====== RECORDS FOR THIS EXERCISE ======

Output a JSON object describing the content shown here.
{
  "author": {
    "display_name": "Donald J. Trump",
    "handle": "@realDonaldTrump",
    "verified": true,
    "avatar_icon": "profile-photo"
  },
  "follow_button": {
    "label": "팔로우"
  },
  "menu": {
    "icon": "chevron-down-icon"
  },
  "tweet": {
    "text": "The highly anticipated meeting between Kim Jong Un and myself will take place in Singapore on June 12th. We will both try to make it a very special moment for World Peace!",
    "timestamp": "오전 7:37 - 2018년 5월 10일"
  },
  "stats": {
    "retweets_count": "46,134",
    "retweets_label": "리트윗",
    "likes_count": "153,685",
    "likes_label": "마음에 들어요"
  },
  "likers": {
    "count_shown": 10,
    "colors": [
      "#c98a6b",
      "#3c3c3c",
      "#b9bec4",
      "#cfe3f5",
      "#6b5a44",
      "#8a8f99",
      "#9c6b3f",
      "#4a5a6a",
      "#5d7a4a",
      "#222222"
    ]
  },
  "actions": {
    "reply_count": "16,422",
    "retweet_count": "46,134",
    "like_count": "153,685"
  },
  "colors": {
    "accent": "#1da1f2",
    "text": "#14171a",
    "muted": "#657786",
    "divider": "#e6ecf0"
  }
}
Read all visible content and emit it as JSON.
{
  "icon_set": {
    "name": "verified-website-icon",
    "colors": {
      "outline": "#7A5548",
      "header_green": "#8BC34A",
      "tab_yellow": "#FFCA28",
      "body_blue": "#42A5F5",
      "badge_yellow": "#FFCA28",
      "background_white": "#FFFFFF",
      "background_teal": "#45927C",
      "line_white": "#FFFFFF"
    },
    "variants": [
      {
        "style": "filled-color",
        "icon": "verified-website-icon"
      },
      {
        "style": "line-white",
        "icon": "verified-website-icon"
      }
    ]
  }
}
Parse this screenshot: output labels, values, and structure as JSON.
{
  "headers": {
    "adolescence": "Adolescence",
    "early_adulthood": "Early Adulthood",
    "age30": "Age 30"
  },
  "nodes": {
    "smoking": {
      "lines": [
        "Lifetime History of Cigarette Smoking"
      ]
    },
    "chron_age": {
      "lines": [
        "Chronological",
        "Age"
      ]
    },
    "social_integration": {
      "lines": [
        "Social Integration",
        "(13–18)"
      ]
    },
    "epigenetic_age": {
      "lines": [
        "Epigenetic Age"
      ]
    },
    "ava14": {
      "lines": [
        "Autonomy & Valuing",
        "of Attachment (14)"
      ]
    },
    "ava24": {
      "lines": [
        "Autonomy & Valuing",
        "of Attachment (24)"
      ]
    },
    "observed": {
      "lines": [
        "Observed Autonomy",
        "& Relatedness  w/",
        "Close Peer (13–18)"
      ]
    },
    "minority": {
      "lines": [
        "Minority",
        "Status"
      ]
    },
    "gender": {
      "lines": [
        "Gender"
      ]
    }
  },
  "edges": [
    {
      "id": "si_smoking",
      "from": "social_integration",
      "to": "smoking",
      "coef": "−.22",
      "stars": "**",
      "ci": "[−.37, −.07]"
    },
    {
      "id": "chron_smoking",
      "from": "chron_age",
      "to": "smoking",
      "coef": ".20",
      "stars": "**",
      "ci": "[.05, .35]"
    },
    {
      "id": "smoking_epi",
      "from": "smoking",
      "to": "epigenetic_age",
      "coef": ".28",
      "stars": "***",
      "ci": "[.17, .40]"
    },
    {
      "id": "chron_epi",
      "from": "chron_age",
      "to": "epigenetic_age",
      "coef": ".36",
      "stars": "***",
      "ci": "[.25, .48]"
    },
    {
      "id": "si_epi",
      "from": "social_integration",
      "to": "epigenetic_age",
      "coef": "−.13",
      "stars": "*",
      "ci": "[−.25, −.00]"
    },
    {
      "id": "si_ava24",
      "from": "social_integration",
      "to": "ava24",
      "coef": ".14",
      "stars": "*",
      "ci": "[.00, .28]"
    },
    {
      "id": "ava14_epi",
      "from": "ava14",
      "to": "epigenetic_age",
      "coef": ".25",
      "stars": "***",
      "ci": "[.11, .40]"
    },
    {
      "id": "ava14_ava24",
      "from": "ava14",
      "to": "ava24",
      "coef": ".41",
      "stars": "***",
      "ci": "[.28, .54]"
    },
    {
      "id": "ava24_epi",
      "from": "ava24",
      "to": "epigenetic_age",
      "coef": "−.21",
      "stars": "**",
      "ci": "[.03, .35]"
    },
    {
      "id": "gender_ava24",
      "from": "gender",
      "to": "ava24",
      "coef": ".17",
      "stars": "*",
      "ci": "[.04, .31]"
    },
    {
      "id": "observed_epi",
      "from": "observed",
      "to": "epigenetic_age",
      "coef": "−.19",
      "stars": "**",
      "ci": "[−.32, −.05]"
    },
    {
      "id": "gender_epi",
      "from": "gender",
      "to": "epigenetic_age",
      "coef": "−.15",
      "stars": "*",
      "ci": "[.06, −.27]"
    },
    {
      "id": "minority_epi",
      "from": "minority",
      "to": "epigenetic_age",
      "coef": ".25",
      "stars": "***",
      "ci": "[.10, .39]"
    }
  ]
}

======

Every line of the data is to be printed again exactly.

Output a JSON object describing the content shown here.
{
  "author": {
    "display_name": "Donald J. Trump",
    "handle": "@realDonaldTrump",
    "verified": true,
    "avatar_icon": "profile-photo"
  },
  "follow_button": {
    "label": "팔로우"
  },
  "menu": {
    "icon": "chevron-down-icon"
  },
  "tweet": {
    "text": "The highly anticipated meeting between Kim Jong Un and myself will take place in Singapore on June 12th. We will both try to make it a very special moment for World Peace!",
    "timestamp": "오전 7:37 - 2018년 5월 10일"
  },
  "stats": {
    "retweets_count": "46,134",
    "retweets_label": "리트윗",
    "likes_count": "153,685",
    "likes_label": "마음에 들어요"
  },
  "likers": {
    "count_shown": 10,
    "colors": [
      "#c98a6b",
      "#3c3c3c",
      "#b9bec4",
      "#cfe3f5",
      "#6b5a44",
      "#8a8f99",
      "#9c6b3f",
      "#4a5a6a",
      "#5d7a4a",
      "#222222"
    ]
  },
  "actions": {
    "reply_count": "16,422",
    "retweet_count": "46,134",
    "like_count": "153,685"
  },
  "colors": {
    "accent": "#1da1f2",
    "text": "#14171a",
    "muted": "#657786",
    "divider": "#e6ecf0"
  }
}
Read all visible content and emit it as JSON.
{
  "icon_set": {
    "name": "verified-website-icon",
    "colors": {
      "outline": "#7A5548",
      "header_green": "#8BC34A",
      "tab_yellow": "#FFCA28",
      "body_blue": "#42A5F5",
      "badge_yellow": "#FFCA28",
      "background_white": "#FFFFFF",
      "background_teal": "#45927C",
      "line_white": "#FFFFFF"
    },
    "variants": [
      {
        "style": "filled-color",
        "icon": "verified-website-icon"
      },
      {
        "style": "line-white",
        "icon": "verified-website-icon"
      }
    ]
  }
}
Parse this screenshot: output labels, values, and structure as JSON.
{
  "headers": {
    "adolescence": "Adolescence",
    "early_adulthood": "Early Adulthood",
    "age30": "Age 30"
  },
  "nodes": {
    "smoking": {
      "lines": [
        "Lifetime History of Cigarette Smoking"
      ]
    },
    "chron_age": {
      "lines": [
        "Chronological",
        "Age"
      ]
    },
    "social_integration": {
      "lines": [
        "Social Integration",
        "(13–18)"
      ]
    },
    "epigenetic_age": {
      "lines": [
        "Epigenetic Age"
      ]
    },
    "ava14": {
      "lines": [
        "Autonomy & Valuing",
        "of Attachment (14)"
      ]
    },
    "ava24": {
      "lines": [
        "Autonomy & Valuing",
        "of Attachment (24)"
      ]
    },
    "observed": {
      "lines": [
        "Observed Autonomy",
        "& Relatedness  w/",
        "Close Peer (13–18)"
      ]
    },
    "minority": {
      "lines": [
        "Minority",
        "Status"
      ]
    },
    "gender": {
      "lines": [
        "Gender"
      ]
    }
  },
  "edges": [
    {
      "id": "si_smoking",
      "from": "social_integration",
      "to": "smoking",
      "coef": "−.22",
      "stars": "**",
      "ci": "[−.37, −.07]"
    },
    {
      "id": "chron_smoking",
      "from": "chron_age",
      "to": "smoking",
      "coef": ".20",
      "stars": "**",
      "ci": "[.05, .35]"
    },
    {
      "id": "smoking_epi",
      "from": "smoking",
      "to": "epigenetic_age",
      "coef": ".28",
      "stars": "***",
      "ci": "[.17, .40]"
    },
    {
      "id": "chron_epi",
      "from": "chron_age",
      "to": "epigenetic_age",
      "coef": ".36",
      "stars": "***",
      "ci": "[.25, .48]"
    },
    {
      "id": "si_epi",
      "from": "social_integration",
      "to": "epigenetic_age",
      "coef": "−.13",
      "stars": "*",
      "ci": "[−.25, −.00]"
    },
    {
      "id": "si_ava24",
      "from": "social_integration",
      "to": "ava24",
      "coef": ".14",
      "stars": "*",
      "ci": "[.00, .28]"
    },
    {
      "id": "ava14_epi",
      "from": "ava14",
      "to": "epigenetic_age",
      "coef": ".25",
      "stars": "***",
      "ci": "[.11, .40]"
    },
    {
      "id": "ava14_ava24",
      "from": "ava14",
      "to": "ava24",
      "coef": ".41",
      "stars": "***",
      "ci": "[.28, .54]"
    },
    {
      "id": "ava24_epi",
      "from": "ava24",
      "to": "epigenetic_age",
      "coef": "−.21",
      "stars": "**",
      "ci": "[.03, .35]"
    },
    {
      "id": "gender_ava24",
      "from": "gender",
      "to": "ava24",
      "coef": ".17",
      "stars": "*",
      "ci": "[.04, .31]"
    },
    {
      "id": "observed_epi",
      "from": "observed",
      "to": "epigenetic_age",
      "coef": "−.19",
      "stars": "**",
      "ci": "[−.32, −.05]"
    },
    {
      "id": "gender_epi",
      "from": "gender",
      "to": "epigenetic_age",
      "coef": "−.15",
      "stars": "*",
      "ci": "[.06, −.27]"
    },
    {
      "id": "minority_epi",
      "from": "minority",
      "to": "epigenetic_age",
      "coef": ".25",
      "stars": "***",
      "ci": "[.10, .39]"
    }
  ]
}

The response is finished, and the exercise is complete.